**Stored data**:

● ● ● ● ● ● ●

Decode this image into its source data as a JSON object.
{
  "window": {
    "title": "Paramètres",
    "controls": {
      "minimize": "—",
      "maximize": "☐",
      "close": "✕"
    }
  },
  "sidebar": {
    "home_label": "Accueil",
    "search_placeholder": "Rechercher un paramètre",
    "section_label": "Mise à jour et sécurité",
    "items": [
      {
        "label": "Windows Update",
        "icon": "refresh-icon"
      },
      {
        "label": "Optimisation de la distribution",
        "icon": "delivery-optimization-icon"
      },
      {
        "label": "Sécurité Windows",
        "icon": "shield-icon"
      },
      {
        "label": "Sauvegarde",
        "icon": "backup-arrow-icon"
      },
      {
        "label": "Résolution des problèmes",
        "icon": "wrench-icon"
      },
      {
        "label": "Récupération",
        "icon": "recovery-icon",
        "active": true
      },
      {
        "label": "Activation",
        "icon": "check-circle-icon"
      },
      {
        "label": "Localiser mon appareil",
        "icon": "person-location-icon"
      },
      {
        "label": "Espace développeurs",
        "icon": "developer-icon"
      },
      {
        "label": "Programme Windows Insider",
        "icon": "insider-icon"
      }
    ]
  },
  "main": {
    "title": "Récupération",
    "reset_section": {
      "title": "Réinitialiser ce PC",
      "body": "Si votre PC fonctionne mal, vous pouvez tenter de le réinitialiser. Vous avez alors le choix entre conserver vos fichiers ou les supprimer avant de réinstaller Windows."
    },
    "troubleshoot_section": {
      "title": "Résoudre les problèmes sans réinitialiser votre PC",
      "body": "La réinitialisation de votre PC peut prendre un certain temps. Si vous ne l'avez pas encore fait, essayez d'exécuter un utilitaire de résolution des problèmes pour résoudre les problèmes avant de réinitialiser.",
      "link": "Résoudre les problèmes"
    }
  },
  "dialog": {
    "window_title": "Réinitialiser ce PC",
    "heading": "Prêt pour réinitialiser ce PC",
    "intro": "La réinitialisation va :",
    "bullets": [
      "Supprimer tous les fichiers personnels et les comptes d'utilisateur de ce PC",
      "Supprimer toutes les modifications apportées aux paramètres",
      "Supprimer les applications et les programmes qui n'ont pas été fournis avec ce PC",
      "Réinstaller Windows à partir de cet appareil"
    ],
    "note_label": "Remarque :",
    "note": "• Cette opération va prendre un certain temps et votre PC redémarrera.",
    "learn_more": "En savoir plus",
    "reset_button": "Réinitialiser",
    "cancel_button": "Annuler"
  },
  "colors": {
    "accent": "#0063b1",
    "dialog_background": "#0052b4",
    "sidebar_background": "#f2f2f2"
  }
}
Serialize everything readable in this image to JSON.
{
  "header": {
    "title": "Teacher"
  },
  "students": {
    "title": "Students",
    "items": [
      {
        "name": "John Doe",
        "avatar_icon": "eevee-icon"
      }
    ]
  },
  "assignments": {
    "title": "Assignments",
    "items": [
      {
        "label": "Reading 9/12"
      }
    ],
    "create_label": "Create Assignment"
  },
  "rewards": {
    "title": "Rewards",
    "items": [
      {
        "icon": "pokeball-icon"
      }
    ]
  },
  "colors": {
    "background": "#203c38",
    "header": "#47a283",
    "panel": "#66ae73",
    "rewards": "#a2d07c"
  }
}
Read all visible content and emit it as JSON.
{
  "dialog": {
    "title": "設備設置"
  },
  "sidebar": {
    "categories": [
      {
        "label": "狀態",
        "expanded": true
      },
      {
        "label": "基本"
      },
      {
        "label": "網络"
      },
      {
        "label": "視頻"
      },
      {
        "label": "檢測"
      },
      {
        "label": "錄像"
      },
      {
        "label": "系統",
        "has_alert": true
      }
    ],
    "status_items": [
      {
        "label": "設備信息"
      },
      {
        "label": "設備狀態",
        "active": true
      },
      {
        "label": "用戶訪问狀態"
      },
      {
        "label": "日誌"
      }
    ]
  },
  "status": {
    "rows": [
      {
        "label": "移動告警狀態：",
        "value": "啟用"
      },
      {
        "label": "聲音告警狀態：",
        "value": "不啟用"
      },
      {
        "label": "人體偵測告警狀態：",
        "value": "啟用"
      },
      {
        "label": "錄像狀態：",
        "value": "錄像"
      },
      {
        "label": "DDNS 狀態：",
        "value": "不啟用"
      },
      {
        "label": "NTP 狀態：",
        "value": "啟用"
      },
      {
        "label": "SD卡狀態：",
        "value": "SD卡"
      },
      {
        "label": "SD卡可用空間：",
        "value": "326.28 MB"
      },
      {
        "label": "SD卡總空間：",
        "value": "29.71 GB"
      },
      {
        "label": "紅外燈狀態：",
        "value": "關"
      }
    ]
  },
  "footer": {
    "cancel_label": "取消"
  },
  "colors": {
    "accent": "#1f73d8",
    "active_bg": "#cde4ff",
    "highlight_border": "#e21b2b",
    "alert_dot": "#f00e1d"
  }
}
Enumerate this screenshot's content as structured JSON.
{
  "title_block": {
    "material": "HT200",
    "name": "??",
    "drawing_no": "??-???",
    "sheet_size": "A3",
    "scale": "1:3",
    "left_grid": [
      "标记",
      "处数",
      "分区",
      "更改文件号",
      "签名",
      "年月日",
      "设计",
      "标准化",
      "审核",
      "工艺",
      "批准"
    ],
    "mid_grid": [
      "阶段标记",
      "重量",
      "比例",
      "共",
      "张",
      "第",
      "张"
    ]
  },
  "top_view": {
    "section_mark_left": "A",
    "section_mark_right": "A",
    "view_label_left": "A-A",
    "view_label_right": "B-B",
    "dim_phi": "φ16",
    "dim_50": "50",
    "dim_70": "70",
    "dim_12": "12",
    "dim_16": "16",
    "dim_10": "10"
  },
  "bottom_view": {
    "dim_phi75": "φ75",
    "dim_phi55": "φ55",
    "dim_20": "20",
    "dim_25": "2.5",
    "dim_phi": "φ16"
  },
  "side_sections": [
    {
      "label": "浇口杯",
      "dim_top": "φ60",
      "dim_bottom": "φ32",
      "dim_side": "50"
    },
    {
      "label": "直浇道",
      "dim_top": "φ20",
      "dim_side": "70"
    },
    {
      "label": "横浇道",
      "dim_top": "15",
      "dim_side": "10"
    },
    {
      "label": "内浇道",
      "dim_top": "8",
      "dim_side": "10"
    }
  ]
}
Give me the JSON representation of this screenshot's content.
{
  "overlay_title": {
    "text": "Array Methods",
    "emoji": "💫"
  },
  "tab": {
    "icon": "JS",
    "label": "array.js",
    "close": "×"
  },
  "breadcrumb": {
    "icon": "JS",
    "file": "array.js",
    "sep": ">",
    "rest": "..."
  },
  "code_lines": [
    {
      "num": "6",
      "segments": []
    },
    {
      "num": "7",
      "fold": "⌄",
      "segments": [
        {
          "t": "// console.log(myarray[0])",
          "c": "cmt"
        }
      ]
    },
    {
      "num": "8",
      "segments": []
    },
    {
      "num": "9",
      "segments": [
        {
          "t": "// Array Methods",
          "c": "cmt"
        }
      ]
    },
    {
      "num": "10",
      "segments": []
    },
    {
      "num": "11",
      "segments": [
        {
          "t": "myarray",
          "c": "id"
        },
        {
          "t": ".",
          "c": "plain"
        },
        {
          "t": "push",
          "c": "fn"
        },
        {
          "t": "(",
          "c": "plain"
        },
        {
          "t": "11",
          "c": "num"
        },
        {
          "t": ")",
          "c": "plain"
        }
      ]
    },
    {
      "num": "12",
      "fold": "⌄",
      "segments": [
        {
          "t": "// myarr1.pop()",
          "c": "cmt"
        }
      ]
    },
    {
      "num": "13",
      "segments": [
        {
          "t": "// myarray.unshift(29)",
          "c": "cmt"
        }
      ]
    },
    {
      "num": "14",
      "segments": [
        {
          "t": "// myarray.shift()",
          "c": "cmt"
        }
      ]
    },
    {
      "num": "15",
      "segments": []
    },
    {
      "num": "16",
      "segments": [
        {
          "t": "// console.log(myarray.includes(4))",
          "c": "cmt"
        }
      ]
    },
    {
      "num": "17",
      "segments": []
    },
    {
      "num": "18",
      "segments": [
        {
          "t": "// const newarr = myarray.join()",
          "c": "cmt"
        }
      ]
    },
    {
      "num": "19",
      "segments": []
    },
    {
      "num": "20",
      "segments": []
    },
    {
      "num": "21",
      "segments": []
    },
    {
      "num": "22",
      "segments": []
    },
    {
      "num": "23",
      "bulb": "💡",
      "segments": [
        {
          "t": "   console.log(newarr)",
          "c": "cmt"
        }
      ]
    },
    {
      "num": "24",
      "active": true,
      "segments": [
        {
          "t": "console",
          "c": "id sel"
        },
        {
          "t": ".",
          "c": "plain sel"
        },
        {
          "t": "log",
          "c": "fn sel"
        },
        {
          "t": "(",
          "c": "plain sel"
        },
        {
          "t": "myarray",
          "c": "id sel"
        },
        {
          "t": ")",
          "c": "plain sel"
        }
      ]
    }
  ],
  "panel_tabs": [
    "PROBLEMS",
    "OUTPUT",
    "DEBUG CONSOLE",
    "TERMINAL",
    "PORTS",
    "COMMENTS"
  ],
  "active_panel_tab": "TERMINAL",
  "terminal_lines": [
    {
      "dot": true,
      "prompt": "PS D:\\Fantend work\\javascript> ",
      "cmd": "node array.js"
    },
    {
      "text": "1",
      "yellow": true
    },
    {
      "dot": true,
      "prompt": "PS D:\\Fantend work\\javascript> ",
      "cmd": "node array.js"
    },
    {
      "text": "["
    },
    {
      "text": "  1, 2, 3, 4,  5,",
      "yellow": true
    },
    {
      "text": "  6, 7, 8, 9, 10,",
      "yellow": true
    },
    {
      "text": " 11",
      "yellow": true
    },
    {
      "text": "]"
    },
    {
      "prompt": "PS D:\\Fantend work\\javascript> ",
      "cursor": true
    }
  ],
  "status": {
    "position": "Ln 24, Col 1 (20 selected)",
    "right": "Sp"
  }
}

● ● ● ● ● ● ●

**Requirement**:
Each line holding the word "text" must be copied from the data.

**Written response**:
    "text": "Array Methods",
      "text": "1",
      "text": "["
      "text": "  1, 2, 3, 4,  5,",
      "text": "  6, 7, 8, 9, 10,",
      "text": " 11",
      "text": "]"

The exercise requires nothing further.